Every season, TV viewers wait anxiously to find out if their favorite shows will live to see another season. As ratings sink across the board, the TV networks are under more pressure than ever to produce a hit. In the TV industry, patience no longer seems to be considered a virtue, and as a result has hit an all time low. The result is that some shows, many of which received early praise, get the axe before even finishing their first season.
This short fuse is a relatively new phenomenon. Generally it takes time for a show to find itself and establish an audience, and in the race to find a ratings winner, many shows these days aren’t getting the time they need to do just that and potentially blossom into that which the networks so desperately seek. Some of the all time great TV shows, from Cheers to Seinfeld, began their lives with unenviable ratings, only to hit their stride in later seasons. Considering that, the next Seinfeld may have already been prematurely canceled.

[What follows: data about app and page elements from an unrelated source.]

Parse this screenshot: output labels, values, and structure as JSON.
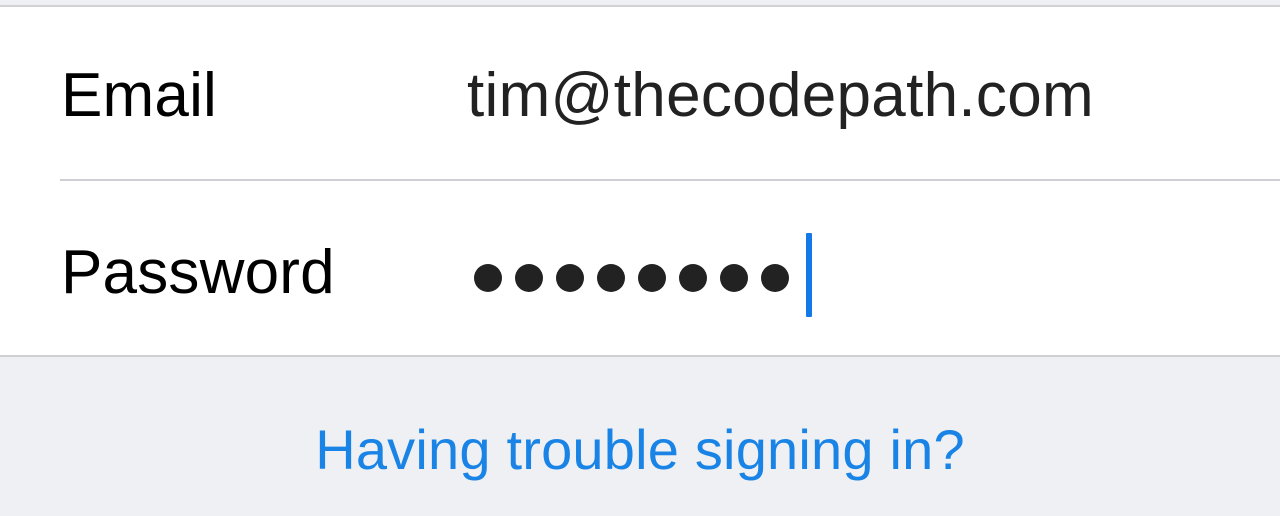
{
  "form": {
    "email": {
      "label": "Email",
      "value": "tim@thecodepath.com"
    },
    "password": {
      "label": "Password",
      "masked_length": 8,
      "caret_visible": true
    }
  },
  "footer": {
    "help_link_label": "Having trouble signing in?"
  },
  "colors": {
    "link": "#1a84e6",
    "caret": "#1479e8",
    "background": "#eef0f3",
    "card": "#ffffff"
  }
}
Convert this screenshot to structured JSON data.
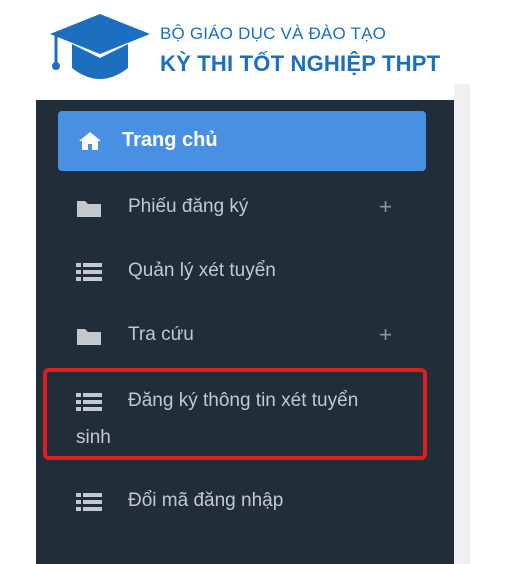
{
  "header": {
    "org_name": "BỘ GIÁO DỤC VÀ ĐÀO TẠO",
    "system_name": "KỲ THI TỐT NGHIỆP THPT",
    "logo_icon": "graduation-cap-icon",
    "brand_color": "#1c6fbf"
  },
  "sidebar": {
    "background": "#222d3a",
    "active_color": "#4a90e2",
    "items": [
      {
        "label": "Trang chủ",
        "icon": "home-icon",
        "active": true
      },
      {
        "label": "Phiếu đăng ký",
        "icon": "folder-icon",
        "expand": "+"
      },
      {
        "label": "Quản lý xét tuyển",
        "icon": "list-icon"
      },
      {
        "label": "Tra cứu",
        "icon": "folder-icon",
        "expand": "+"
      },
      {
        "label_line1": "Đăng ký thông tin xét tuyển",
        "label_line2": "sinh",
        "icon": "list-icon",
        "highlighted": true
      },
      {
        "label": "Đổi mã đăng nhập",
        "icon": "list-icon"
      }
    ]
  }
}
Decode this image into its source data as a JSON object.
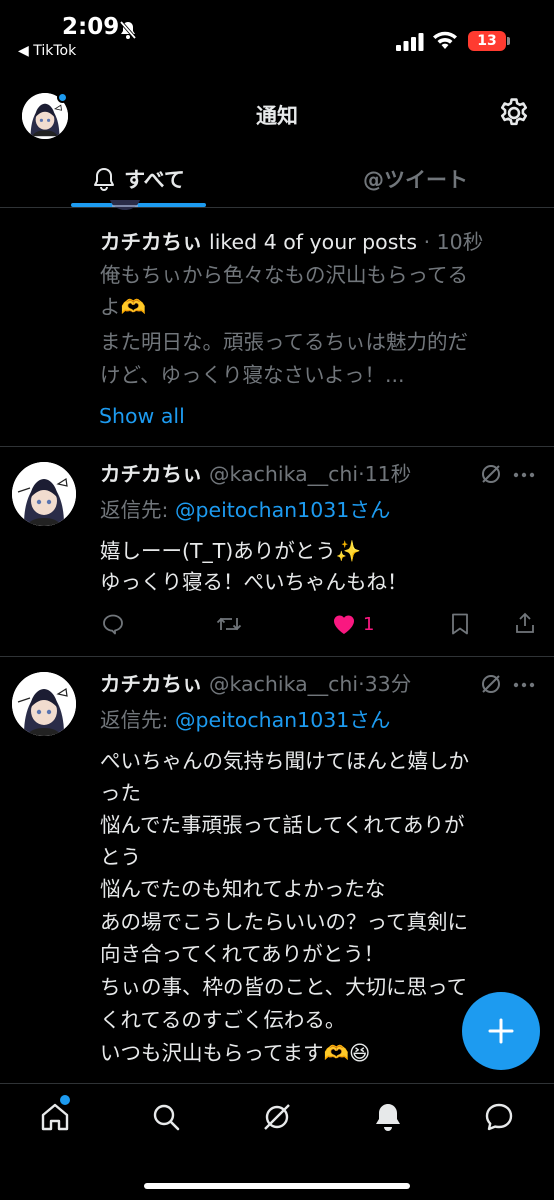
{
  "status_bar": {
    "time": "2:09",
    "back_app": "◀ TikTok",
    "battery": "13"
  },
  "header": {
    "title": "通知"
  },
  "tabs": {
    "all": "すべて",
    "mentions": "@ツイート"
  },
  "like_notification": {
    "user": "カチカちぃ",
    "action": " liked 4 of your posts",
    "time": " · 10秒",
    "lines": [
      "俺もちぃから色々なもの沢山もらってる",
      "よ🫶",
      "また明日な。頑張ってるちぃは魅力的だ",
      "けど、ゆっくり寝なさいよっ！..."
    ],
    "show_all": "Show all"
  },
  "tweets": [
    {
      "name": "カチカちぃ",
      "handle": "@kachika__chi",
      "time": "·11秒",
      "reply_label": "返信先: ",
      "reply_to": "@peitochan1031さん",
      "lines": [
        "嬉しーー(T_T)ありがとう✨",
        "ゆっくり寝る！ぺいちゃんもね！"
      ],
      "likes": "1"
    },
    {
      "name": "カチカちぃ",
      "handle": "@kachika__chi",
      "time": "·33分",
      "reply_label": "返信先: ",
      "reply_to": "@peitochan1031さん",
      "lines": [
        "ぺいちゃんの気持ち聞けてほんと嬉しか",
        "った",
        "悩んでた事頑張って話してくれてありが",
        "とう",
        "悩んでたのも知れてよかったな",
        "あの場でこうしたらいいの？って真剣に",
        "向き合ってくれてありがとう！",
        "ちぃの事、枠の皆のこと、大切に思って",
        "くれてるのすごく伝わる。",
        "いつも沢山もらってます🫶😆"
      ]
    }
  ],
  "colors": {
    "accent": "#1d9bf0",
    "like": "#f91880",
    "muted": "#71767b",
    "background": "#000000"
  },
  "icons": [
    "bell-slash-icon",
    "signal-icon",
    "wifi-icon",
    "settings-gear-icon",
    "bell-icon",
    "reply-icon",
    "retweet-icon",
    "heart-icon",
    "bookmark-icon",
    "share-icon",
    "grok-icon",
    "more-icon",
    "compose-plus-icon",
    "home-icon",
    "search-icon",
    "bell-filled-icon",
    "messages-icon"
  ]
}
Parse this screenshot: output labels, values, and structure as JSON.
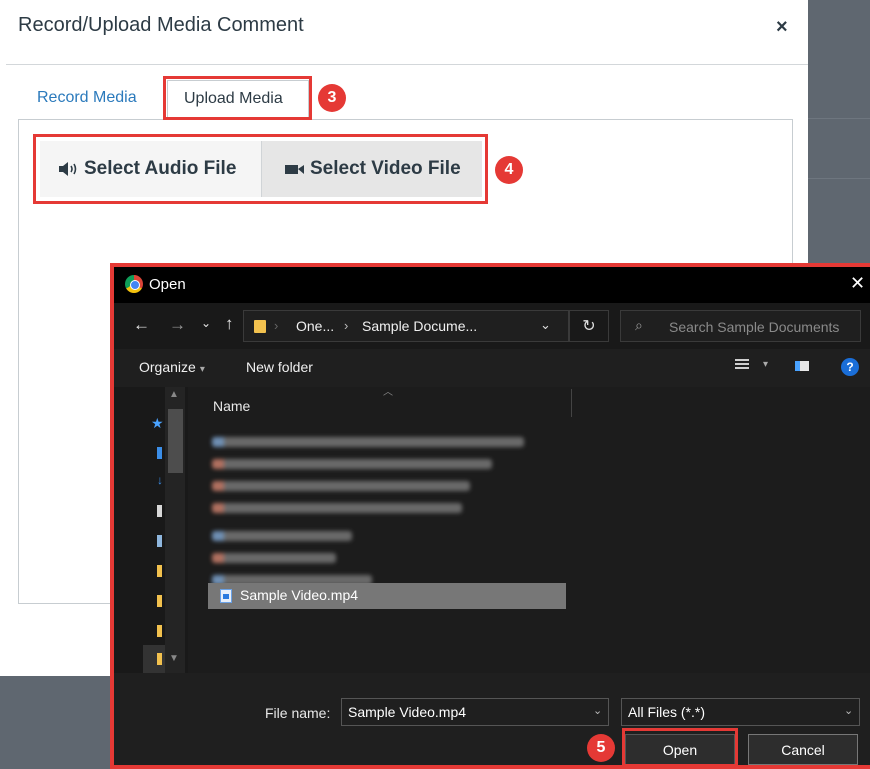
{
  "modal": {
    "title": "Record/Upload Media Comment",
    "close_glyph": "×",
    "tabs": [
      {
        "label": "Record Media",
        "active": false
      },
      {
        "label": "Upload Media",
        "active": true
      }
    ],
    "buttons": {
      "audio": {
        "label": "Select Audio File",
        "icon": "speaker-icon"
      },
      "video": {
        "label": "Select Video File",
        "icon": "video-camera-icon"
      }
    }
  },
  "annotations": {
    "step3": "3",
    "step4": "4",
    "step5": "5",
    "color": "#e53935"
  },
  "open_dialog": {
    "title": "Open",
    "close_glyph": "✕",
    "breadcrumb": [
      "One...",
      "Sample Docume..."
    ],
    "search_placeholder": "Search Sample Documents",
    "toolbar": {
      "organize": "Organize",
      "new_folder": "New folder"
    },
    "column_header": "Name",
    "selected_file": "Sample Video.mp4",
    "file_name_label": "File name:",
    "file_name_value": "Sample Video.mp4",
    "file_type_value": "All Files (*.*)",
    "open_label": "Open",
    "cancel_label": "Cancel"
  },
  "colors": {
    "link": "#2b7abc",
    "text": "#2d3b45",
    "dialog_bg": "#1f1f1f",
    "help_blue": "#1a6ed8"
  }
}
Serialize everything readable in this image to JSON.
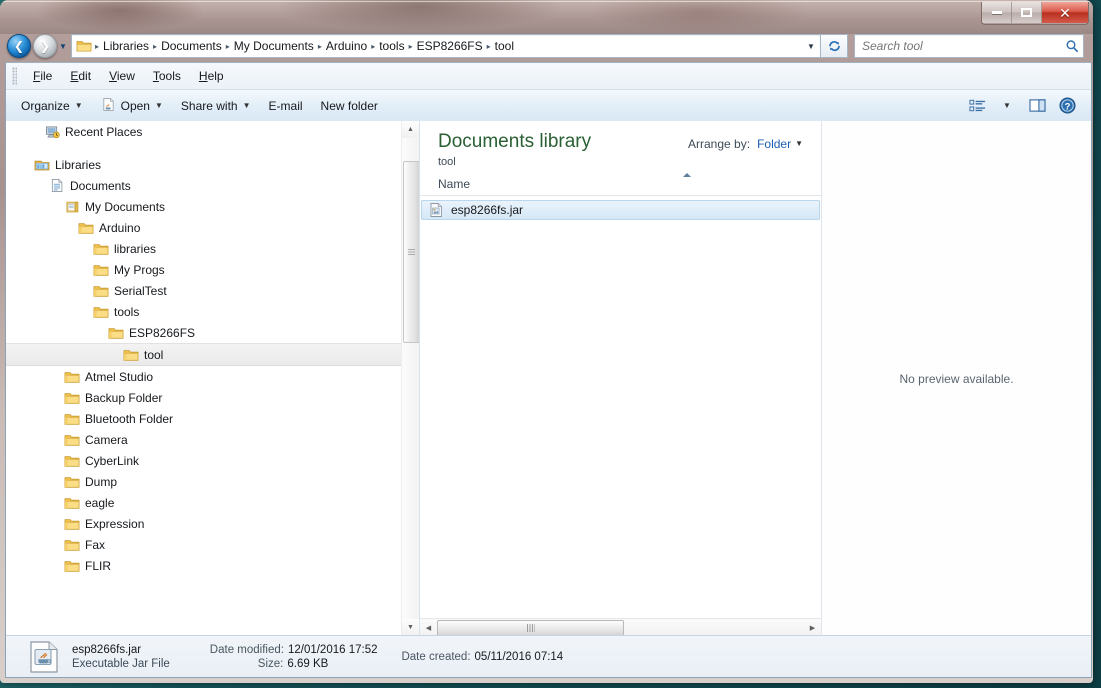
{
  "window": {
    "controls": {
      "minimize": "Minimize",
      "maximize": "Maximize",
      "close": "Close"
    }
  },
  "address": {
    "back_tooltip": "Back",
    "forward_tooltip": "Forward",
    "history_tooltip": "Recent pages",
    "crumbs": [
      "Libraries",
      "Documents",
      "My Documents",
      "Arduino",
      "tools",
      "ESP8266FS",
      "tool"
    ],
    "separator": "▸",
    "dropdown": "▼",
    "refresh_tooltip": "Refresh"
  },
  "search": {
    "placeholder": "Search tool",
    "value": "",
    "icon": "search-icon"
  },
  "menubar": {
    "items": [
      {
        "label": "File",
        "accel": "F",
        "rest": "ile"
      },
      {
        "label": "Edit",
        "accel": "E",
        "rest": "dit"
      },
      {
        "label": "View",
        "accel": "V",
        "rest": "iew"
      },
      {
        "label": "Tools",
        "accel": "T",
        "rest": "ools"
      },
      {
        "label": "Help",
        "accel": "H",
        "rest": "elp"
      }
    ]
  },
  "toolbar": {
    "organize": "Organize",
    "open": "Open",
    "share_with": "Share with",
    "email": "E-mail",
    "new_folder": "New folder",
    "caret": "▼",
    "views_tooltip": "Change your view",
    "preview_tooltip": "Show the preview pane",
    "help_tooltip": "Get help"
  },
  "navpane": {
    "items": [
      {
        "label": "Recent Places",
        "indent": 0,
        "icon": "recent-places-icon",
        "selected": false
      },
      {
        "label": "",
        "indent": 0,
        "icon": "spacer",
        "selected": false
      },
      {
        "label": "Libraries",
        "indent": 0,
        "icon": "libraries-icon",
        "selected": false
      },
      {
        "label": "Documents",
        "indent": 1,
        "icon": "documents-library-icon",
        "selected": false
      },
      {
        "label": "My Documents",
        "indent": 2,
        "icon": "my-documents-icon",
        "selected": false
      },
      {
        "label": "Arduino",
        "indent": 3,
        "icon": "folder-icon",
        "selected": false
      },
      {
        "label": "libraries",
        "indent": 4,
        "icon": "folder-icon",
        "selected": false
      },
      {
        "label": "My Progs",
        "indent": 4,
        "icon": "folder-icon",
        "selected": false
      },
      {
        "label": "SerialTest",
        "indent": 4,
        "icon": "folder-icon",
        "selected": false
      },
      {
        "label": "tools",
        "indent": 4,
        "icon": "folder-icon",
        "selected": false
      },
      {
        "label": "ESP8266FS",
        "indent": 5,
        "icon": "folder-icon",
        "selected": false
      },
      {
        "label": "tool",
        "indent": 6,
        "icon": "folder-icon",
        "selected": true
      },
      {
        "label": "Atmel Studio",
        "indent": 3,
        "icon": "folder-icon",
        "selected": false
      },
      {
        "label": "Backup Folder",
        "indent": 3,
        "icon": "folder-icon",
        "selected": false
      },
      {
        "label": "Bluetooth Folder",
        "indent": 3,
        "icon": "folder-icon",
        "selected": false
      },
      {
        "label": "Camera",
        "indent": 3,
        "icon": "folder-icon",
        "selected": false
      },
      {
        "label": "CyberLink",
        "indent": 3,
        "icon": "folder-icon",
        "selected": false
      },
      {
        "label": "Dump",
        "indent": 3,
        "icon": "folder-icon",
        "selected": false
      },
      {
        "label": "eagle",
        "indent": 3,
        "icon": "folder-icon",
        "selected": false
      },
      {
        "label": "Expression",
        "indent": 3,
        "icon": "folder-icon",
        "selected": false
      },
      {
        "label": "Fax",
        "indent": 3,
        "icon": "folder-icon",
        "selected": false
      },
      {
        "label": "FLIR",
        "indent": 3,
        "icon": "folder-icon",
        "selected": false
      }
    ],
    "scroll_up": "▲",
    "scroll_down": "▼"
  },
  "library": {
    "title": "Documents library",
    "subtitle": "tool",
    "arrange_label": "Arrange by:",
    "arrange_value": "Folder",
    "arrange_caret": "▼"
  },
  "filelist": {
    "columns": [
      "Name"
    ],
    "sort_column": "Name",
    "sort_direction": "ascending",
    "rows": [
      {
        "name": "esp8266fs.jar",
        "icon": "jar-file-icon",
        "selected": true
      }
    ],
    "hscroll_left": "◂",
    "hscroll_right": "▸"
  },
  "preview": {
    "text": "No preview available."
  },
  "details": {
    "file_name": "esp8266fs.jar",
    "file_type": "Executable Jar File",
    "date_modified_label": "Date modified:",
    "date_modified_value": "12/01/2016 17:52",
    "date_created_label": "Date created:",
    "date_created_value": "05/11/2016 07:14",
    "size_label": "Size:",
    "size_value": "6.69 KB",
    "icon": "jar-file-icon"
  },
  "colors": {
    "library_title": "#2a6033",
    "link": "#1a5fb4",
    "selection": "#d5e8f7",
    "close_button": "#b8301f"
  }
}
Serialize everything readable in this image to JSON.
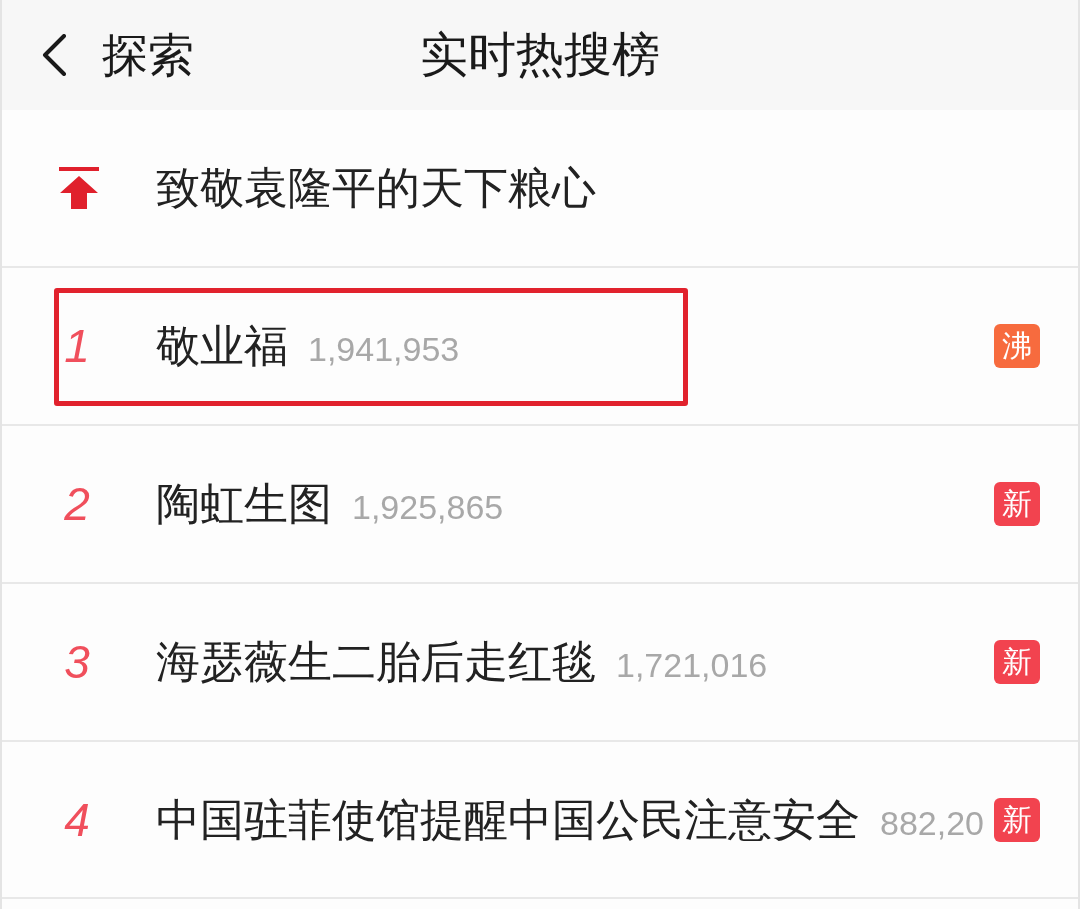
{
  "header": {
    "back_label": "探索",
    "title": "实时热搜榜"
  },
  "pinned": {
    "title": "致敬袁隆平的天下粮心"
  },
  "rows": [
    {
      "rank": "1",
      "title": "敬业福",
      "count": "1,941,953",
      "badge": {
        "label": "沸",
        "color": "#f76b3e"
      },
      "highlighted": true
    },
    {
      "rank": "2",
      "title": "陶虹生图",
      "count": "1,925,865",
      "badge": {
        "label": "新",
        "color": "#f2434f"
      },
      "highlighted": false
    },
    {
      "rank": "3",
      "title": "海瑟薇生二胎后走红毯",
      "count": "1,721,016",
      "badge": {
        "label": "新",
        "color": "#f2434f"
      },
      "highlighted": false
    },
    {
      "rank": "4",
      "title": "中国驻菲使馆提醒中国公民注意安全",
      "count": "882,20",
      "badge": {
        "label": "新",
        "color": "#f2434f"
      },
      "highlighted": false
    }
  ]
}
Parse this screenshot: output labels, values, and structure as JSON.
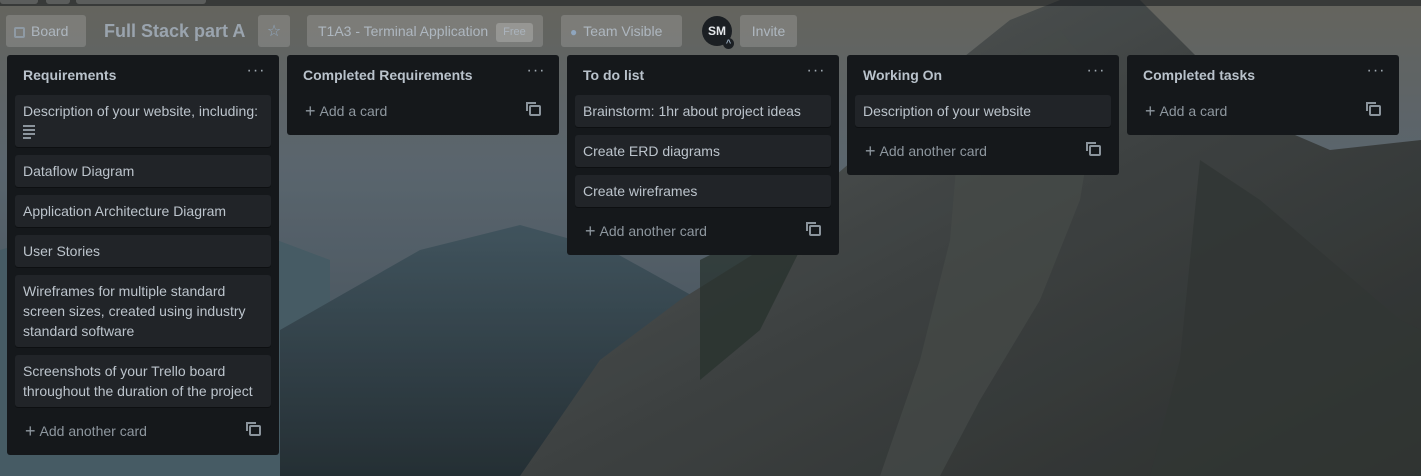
{
  "board": {
    "view_label": "Board",
    "title": "Full Stack part A",
    "workspace": "T1A3 - Terminal Application",
    "workspace_badge": "Free",
    "visibility": "Team Visible",
    "member_initials": "SM",
    "invite_label": "Invite"
  },
  "icons": {
    "board": "board-icon",
    "star": "star-icon",
    "visibility": "team-icon",
    "menu": "ellipsis-icon",
    "add": "plus-icon",
    "template": "card-template-icon",
    "description": "description-icon"
  },
  "lists": [
    {
      "title": "Requirements",
      "cards": [
        {
          "text": "Description of your website, including:",
          "has_description": true
        },
        {
          "text": "Dataflow Diagram"
        },
        {
          "text": "Application Architecture Diagram"
        },
        {
          "text": "User Stories"
        },
        {
          "text": "Wireframes for multiple standard screen sizes, created using industry standard software"
        },
        {
          "text": "Screenshots of your Trello board throughout the duration of the project"
        }
      ],
      "add_label": "Add another card"
    },
    {
      "title": "Completed Requirements",
      "cards": [],
      "add_label": "Add a card"
    },
    {
      "title": "To do list",
      "cards": [
        {
          "text": "Brainstorm: 1hr about project ideas"
        },
        {
          "text": "Create ERD diagrams"
        },
        {
          "text": "Create wireframes"
        }
      ],
      "add_label": "Add another card"
    },
    {
      "title": "Working On",
      "cards": [
        {
          "text": "Description of your website"
        }
      ],
      "add_label": "Add another card"
    },
    {
      "title": "Completed tasks",
      "cards": [],
      "add_label": "Add a card"
    }
  ],
  "colors": {
    "list_bg": "#15181b",
    "card_bg": "#212428",
    "text": "#bcc4cc"
  }
}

Part of the problem is Nielsen ratings’ inability to capture all viewers of any given show. With more people watching shows on demand, and on more devices than just the living room television, all ratings have suffered simply because of so much viewing that isn’t being tracked. Some of these supposedly low-rated shows may actually be pulling in far more viewers than anyone is realizing. Nielsen is currently working on including some on-demand content in their ratings, but anything watched on other devices besides the TV seem to remain a black hole to the firm.
Despite being part of the ratings measuring problem, Netflix has taken a totally different approach. They don’t reveal ratings or other statistics on what their viewers are watching, believing them to be effectively irrelevant. Their philosophy takes those old hit shows into account, as evidence that shows off to a rocky start can indeed become great and successful over time.
One reason for Netflix’s attitude towards ratings is the nature of their platform. All of their content is available on-demand, unlike the TV networks which at any given time are competing with hundreds of other channels for a finite number of eyeballs. They also don’t have to worry about timeslots, another finite resource on network television. There’s only so many hours in a day and if one show isn’t performing, there are often several others waiting to take its place. While it is expensive to produce television shows, some of them may be able to last a bit longer when served up on-demand rather than taking up a valuable timeslot.
Many former network TV shows have found a second life on the web, regardless of how they performed on the air. Netflix’s own original shows, despite a lack of known ratings, have been widely acclaimed and have been granted additional seasons, leading many to conclude that they have been a success. So what role will ratings play in the future of TV? While there will always be a desire to quantify and examine numbers. As Galileo once said, “Measure what is measureable, and make measurable what is not so.” But with so many new ways to choose and consume programming, just being able to produce a number doesn’t make it particularly useful for anything, as the folks at Netflix point out, dismissing ratings more as a distraction or excuse to justify decisions.
At FreeCast Inc, we believe that users should be able to choose what content to watch, and determine their success for on their own, rather than leaving those decisions up to network executives. Part of the beauty of our service is that it gives even niche content a home where it can be found and appreciated by the right audience, which would never be possible on traditional television.